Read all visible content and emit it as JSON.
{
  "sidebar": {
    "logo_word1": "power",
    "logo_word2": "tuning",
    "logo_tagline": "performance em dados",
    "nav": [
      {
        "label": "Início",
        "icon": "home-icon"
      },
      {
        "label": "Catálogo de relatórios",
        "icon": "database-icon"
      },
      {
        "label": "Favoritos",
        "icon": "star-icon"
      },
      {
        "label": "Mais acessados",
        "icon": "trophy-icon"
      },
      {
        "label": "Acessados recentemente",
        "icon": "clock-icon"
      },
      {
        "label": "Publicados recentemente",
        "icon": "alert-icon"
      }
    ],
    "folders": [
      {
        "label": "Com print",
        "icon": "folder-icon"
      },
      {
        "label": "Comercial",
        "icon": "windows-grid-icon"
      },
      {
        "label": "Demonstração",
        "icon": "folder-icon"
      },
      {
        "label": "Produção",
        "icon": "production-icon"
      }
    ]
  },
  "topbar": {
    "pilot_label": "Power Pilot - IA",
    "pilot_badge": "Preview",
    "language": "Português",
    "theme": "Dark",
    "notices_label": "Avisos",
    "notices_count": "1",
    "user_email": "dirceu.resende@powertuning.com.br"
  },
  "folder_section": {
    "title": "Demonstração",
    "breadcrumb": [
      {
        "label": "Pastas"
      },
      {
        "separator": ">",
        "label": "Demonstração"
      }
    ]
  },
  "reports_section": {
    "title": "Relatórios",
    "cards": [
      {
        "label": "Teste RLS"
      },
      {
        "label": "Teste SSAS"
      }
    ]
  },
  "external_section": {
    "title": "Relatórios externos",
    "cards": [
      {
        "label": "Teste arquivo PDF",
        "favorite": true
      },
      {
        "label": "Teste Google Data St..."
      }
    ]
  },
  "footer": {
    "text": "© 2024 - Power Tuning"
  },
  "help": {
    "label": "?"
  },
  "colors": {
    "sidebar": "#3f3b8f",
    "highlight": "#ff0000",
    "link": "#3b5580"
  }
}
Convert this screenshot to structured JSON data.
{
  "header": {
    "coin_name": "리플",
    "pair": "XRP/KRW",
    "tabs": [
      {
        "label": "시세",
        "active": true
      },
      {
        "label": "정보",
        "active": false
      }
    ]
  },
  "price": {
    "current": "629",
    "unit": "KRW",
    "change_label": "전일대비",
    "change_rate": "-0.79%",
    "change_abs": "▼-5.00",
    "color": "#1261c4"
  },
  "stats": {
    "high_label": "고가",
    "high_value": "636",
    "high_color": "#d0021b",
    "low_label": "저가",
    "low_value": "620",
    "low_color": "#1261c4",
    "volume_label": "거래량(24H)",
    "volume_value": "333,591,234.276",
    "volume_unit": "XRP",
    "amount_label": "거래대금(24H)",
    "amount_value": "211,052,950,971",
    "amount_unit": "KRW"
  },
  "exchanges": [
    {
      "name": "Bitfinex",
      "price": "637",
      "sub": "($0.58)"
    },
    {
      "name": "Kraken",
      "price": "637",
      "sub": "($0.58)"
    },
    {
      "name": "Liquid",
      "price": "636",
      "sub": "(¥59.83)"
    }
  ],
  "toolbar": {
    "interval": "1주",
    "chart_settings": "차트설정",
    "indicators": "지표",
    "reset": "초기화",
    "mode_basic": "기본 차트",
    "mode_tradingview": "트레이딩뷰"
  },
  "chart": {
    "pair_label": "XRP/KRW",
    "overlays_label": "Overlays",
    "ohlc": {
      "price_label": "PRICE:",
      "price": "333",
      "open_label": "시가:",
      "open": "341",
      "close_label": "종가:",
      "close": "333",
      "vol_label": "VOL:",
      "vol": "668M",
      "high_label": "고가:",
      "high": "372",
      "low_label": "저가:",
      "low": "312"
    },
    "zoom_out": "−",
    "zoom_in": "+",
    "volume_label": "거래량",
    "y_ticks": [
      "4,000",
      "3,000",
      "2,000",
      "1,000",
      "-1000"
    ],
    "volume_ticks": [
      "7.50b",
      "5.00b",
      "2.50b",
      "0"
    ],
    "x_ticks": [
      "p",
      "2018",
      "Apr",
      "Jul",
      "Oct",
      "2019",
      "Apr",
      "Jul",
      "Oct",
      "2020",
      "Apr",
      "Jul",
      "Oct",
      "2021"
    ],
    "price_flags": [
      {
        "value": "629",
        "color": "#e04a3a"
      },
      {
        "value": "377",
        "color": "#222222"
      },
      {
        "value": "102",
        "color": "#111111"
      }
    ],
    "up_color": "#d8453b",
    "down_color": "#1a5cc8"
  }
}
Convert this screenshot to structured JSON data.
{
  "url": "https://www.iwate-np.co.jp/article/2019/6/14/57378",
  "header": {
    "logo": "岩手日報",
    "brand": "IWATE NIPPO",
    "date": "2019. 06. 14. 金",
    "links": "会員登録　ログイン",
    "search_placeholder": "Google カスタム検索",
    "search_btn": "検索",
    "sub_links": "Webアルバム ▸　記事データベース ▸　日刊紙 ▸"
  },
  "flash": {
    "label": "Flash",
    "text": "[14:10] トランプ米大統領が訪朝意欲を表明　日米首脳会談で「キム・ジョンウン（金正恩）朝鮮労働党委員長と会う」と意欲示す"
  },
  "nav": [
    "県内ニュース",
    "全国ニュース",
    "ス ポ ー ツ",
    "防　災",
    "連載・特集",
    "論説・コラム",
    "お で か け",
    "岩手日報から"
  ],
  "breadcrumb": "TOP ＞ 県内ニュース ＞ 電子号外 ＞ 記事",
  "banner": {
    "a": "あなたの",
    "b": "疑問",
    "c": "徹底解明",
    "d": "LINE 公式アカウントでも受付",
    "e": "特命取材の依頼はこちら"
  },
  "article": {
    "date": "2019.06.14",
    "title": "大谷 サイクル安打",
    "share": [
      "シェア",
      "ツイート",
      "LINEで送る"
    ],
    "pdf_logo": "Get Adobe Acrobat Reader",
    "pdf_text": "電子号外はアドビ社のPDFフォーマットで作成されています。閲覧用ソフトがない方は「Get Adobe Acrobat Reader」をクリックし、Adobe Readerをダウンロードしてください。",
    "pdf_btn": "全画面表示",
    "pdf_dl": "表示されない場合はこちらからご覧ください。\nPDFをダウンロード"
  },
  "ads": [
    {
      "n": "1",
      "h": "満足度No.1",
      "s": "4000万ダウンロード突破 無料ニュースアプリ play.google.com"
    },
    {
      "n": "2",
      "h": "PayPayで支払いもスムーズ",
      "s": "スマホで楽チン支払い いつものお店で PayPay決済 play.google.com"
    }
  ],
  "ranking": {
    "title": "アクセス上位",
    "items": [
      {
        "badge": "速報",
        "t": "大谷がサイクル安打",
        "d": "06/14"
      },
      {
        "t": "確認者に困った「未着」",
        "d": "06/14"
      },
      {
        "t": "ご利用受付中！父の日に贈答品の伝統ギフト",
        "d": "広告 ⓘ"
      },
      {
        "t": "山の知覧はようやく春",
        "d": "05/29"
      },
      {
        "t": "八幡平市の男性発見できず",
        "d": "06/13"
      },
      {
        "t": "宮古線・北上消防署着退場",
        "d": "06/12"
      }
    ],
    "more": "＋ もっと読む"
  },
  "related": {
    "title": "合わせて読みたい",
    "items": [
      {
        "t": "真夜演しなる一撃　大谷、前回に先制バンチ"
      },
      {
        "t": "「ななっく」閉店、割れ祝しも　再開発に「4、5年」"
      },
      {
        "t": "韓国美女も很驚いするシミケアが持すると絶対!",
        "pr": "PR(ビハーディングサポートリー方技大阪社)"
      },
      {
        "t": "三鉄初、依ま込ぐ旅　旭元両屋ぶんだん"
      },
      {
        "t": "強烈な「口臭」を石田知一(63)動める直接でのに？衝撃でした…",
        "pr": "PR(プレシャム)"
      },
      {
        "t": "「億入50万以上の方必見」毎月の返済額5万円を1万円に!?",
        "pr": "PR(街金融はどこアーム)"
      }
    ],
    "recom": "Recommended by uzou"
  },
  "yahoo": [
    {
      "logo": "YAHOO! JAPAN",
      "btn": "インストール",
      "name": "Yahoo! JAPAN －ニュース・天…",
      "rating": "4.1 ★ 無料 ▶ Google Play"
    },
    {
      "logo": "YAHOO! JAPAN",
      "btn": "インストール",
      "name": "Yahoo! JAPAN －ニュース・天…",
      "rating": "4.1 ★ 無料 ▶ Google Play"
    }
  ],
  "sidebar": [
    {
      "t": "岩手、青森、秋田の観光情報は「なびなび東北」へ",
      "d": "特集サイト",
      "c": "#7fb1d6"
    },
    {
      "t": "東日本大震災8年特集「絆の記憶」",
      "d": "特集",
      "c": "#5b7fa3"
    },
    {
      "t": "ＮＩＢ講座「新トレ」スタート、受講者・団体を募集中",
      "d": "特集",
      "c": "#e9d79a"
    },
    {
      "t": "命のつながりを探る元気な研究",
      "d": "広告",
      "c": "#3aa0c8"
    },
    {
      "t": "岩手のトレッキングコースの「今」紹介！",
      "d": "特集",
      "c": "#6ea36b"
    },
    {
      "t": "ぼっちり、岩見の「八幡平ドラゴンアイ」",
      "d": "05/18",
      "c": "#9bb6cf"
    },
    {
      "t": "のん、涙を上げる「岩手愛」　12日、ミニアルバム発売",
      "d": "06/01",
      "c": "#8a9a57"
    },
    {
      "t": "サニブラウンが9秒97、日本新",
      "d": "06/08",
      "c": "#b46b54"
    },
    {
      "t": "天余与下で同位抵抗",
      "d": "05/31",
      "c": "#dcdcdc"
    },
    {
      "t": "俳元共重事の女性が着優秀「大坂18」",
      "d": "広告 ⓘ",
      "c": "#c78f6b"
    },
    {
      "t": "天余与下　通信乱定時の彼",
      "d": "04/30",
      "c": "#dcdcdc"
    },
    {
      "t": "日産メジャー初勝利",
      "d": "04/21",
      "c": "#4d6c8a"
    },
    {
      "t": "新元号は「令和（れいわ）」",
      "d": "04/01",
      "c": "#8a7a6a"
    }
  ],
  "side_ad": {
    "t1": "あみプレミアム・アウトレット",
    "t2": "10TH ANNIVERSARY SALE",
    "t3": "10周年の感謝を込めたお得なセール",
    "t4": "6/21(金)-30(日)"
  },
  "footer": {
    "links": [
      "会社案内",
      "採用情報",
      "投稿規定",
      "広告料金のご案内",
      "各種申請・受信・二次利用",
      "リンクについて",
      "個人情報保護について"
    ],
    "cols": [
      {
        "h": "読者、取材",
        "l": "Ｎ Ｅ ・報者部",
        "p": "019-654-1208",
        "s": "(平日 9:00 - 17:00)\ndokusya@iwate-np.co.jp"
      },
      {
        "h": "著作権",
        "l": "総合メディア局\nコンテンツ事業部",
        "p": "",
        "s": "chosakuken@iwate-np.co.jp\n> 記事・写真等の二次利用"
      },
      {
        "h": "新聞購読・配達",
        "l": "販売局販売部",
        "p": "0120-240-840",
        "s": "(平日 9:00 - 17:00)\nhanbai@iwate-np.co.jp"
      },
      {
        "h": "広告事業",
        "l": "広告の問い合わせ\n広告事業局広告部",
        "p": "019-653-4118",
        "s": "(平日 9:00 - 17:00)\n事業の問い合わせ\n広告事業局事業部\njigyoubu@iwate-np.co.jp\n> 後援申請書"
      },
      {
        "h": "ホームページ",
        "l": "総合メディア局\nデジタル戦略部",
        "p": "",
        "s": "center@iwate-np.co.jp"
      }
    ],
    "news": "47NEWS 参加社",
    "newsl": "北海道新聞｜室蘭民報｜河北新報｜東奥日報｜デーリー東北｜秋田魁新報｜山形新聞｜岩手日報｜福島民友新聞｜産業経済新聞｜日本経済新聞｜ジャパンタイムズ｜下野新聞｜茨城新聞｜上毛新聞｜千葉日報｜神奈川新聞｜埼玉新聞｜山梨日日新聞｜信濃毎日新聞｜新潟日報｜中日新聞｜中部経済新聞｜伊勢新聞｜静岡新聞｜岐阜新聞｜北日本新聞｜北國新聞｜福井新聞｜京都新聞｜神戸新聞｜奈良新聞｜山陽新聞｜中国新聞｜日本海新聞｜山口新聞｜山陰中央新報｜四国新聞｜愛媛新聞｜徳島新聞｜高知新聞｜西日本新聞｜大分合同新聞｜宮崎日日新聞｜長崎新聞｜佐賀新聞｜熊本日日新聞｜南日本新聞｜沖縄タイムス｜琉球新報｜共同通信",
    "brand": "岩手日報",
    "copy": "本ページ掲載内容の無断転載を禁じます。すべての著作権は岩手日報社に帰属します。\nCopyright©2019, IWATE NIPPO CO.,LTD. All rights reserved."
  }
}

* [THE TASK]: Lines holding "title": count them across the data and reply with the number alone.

* [OUTPUT]: 6